- _What you will do_: Report the count of lines in the records that contain "Goodstone", without any added text.
:: Data section
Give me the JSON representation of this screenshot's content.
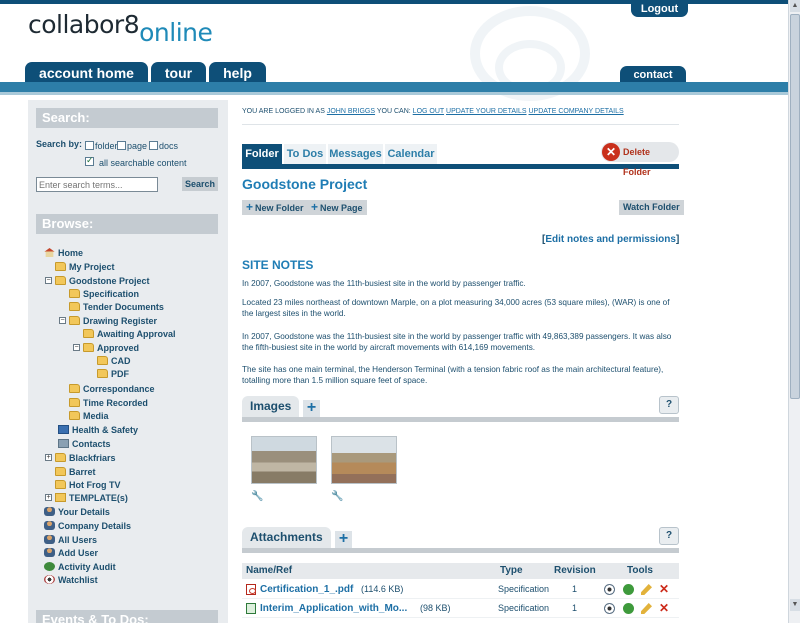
{
  "header": {
    "logo_main": "collabor8",
    "logo_accent": "online",
    "logout_label": "Logout",
    "nav": [
      {
        "label": "account home"
      },
      {
        "label": "tour"
      },
      {
        "label": "help"
      }
    ],
    "contact_label": "contact"
  },
  "sidebar": {
    "search_title": "Search:",
    "search_by_label": "Search by:",
    "options": [
      {
        "label": "folder",
        "checked": false
      },
      {
        "label": "page",
        "checked": false
      },
      {
        "label": "docs",
        "checked": false
      },
      {
        "label": "all searchable content",
        "checked": true
      }
    ],
    "search_placeholder": "Enter search terms...",
    "search_button": "Search",
    "browse_title": "Browse:",
    "tree": [
      {
        "label": "Home",
        "icon": "home-icon"
      },
      {
        "label": "My Project",
        "icon": "folder-icon"
      },
      {
        "label": "Goodstone Project",
        "icon": "folder-icon"
      },
      {
        "label": "Specification",
        "icon": "folder-icon"
      },
      {
        "label": "Tender Documents",
        "icon": "folder-icon"
      },
      {
        "label": "Drawing Register",
        "icon": "folder-icon"
      },
      {
        "label": "Awaiting Approval",
        "icon": "folder-icon"
      },
      {
        "label": "Approved",
        "icon": "folder-icon"
      },
      {
        "label": "CAD",
        "icon": "folder-icon"
      },
      {
        "label": "PDF",
        "icon": "folder-icon"
      },
      {
        "label": "Correspondance",
        "icon": "folder-icon"
      },
      {
        "label": "Time Recorded",
        "icon": "folder-icon"
      },
      {
        "label": "Media",
        "icon": "folder-icon"
      },
      {
        "label": "Health & Safety",
        "icon": "monitor-icon"
      },
      {
        "label": "Contacts",
        "icon": "contacts-icon"
      },
      {
        "label": "Blackfriars",
        "icon": "folder-icon"
      },
      {
        "label": "Barret",
        "icon": "folder-icon"
      },
      {
        "label": "Hot Frog TV",
        "icon": "folder-icon"
      },
      {
        "label": "TEMPLATE(s)",
        "icon": "template-icon"
      },
      {
        "label": "Your Details",
        "icon": "user-icon"
      },
      {
        "label": "Company Details",
        "icon": "user-icon"
      },
      {
        "label": "All Users",
        "icon": "users-icon"
      },
      {
        "label": "Add User",
        "icon": "add-user-icon"
      },
      {
        "label": "Activity Audit",
        "icon": "audit-icon"
      },
      {
        "label": "Watchlist",
        "icon": "eye-icon"
      }
    ],
    "events_title": "Events & To Dos:"
  },
  "main": {
    "logged_prefix": "YOU ARE LOGGED IN AS",
    "user_name": "JOHN BRIGGS",
    "can_text": "YOU CAN:",
    "logout_link": "LOG OUT",
    "update_details": "UPDATE YOUR DETAILS",
    "update_company": "UPDATE COMPANY DETAILS",
    "tabs": [
      {
        "label": "Folder",
        "active": true
      },
      {
        "label": "To Dos",
        "active": false
      },
      {
        "label": "Messages",
        "active": false
      },
      {
        "label": "Calendar",
        "active": false
      }
    ],
    "delete_folder": "Delete Folder",
    "project_title": "Goodstone Project",
    "new_folder": "New Folder",
    "new_page": "New Page",
    "watch_folder": "Watch Folder",
    "edit_notes": "Edit notes and permissions",
    "site_notes_title": "SITE NOTES",
    "paragraphs": [
      "In 2007, Goodstone  was the 11th-busiest site in the world by passenger traffic.",
      "Located 23 miles northeast of downtown Marple, on a plot measuring 34,000 acres (53 square miles), (WAR) is one of the largest sites in the world.",
      "In 2007, Goodstone was the 11th-busiest site in the world by passenger traffic with 49,863,389 passengers. It was also the fifth-busiest site in the world by aircraft movements with 614,169 movements.",
      "The site has one main terminal, the Henderson Terminal (with a tension fabric roof as the main architectural feature), totalling more than 1.5 million square feet of space."
    ],
    "images_title": "Images",
    "attachments_title": "Attachments",
    "help_label": "?",
    "columns": [
      "Name/Ref",
      "Type",
      "Revision",
      "Tools"
    ],
    "attachments": [
      {
        "name": "Certification_1_.pdf",
        "size": "(114.6 KB)",
        "type": "Specification",
        "revision": "1",
        "icon": "pdf-icon"
      },
      {
        "name": "Interim_Application_with_Mo...",
        "size": "(98 KB)",
        "type": "Specification",
        "revision": "1",
        "icon": "spreadsheet-icon"
      }
    ]
  }
}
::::
- _Result of the exercise_: 4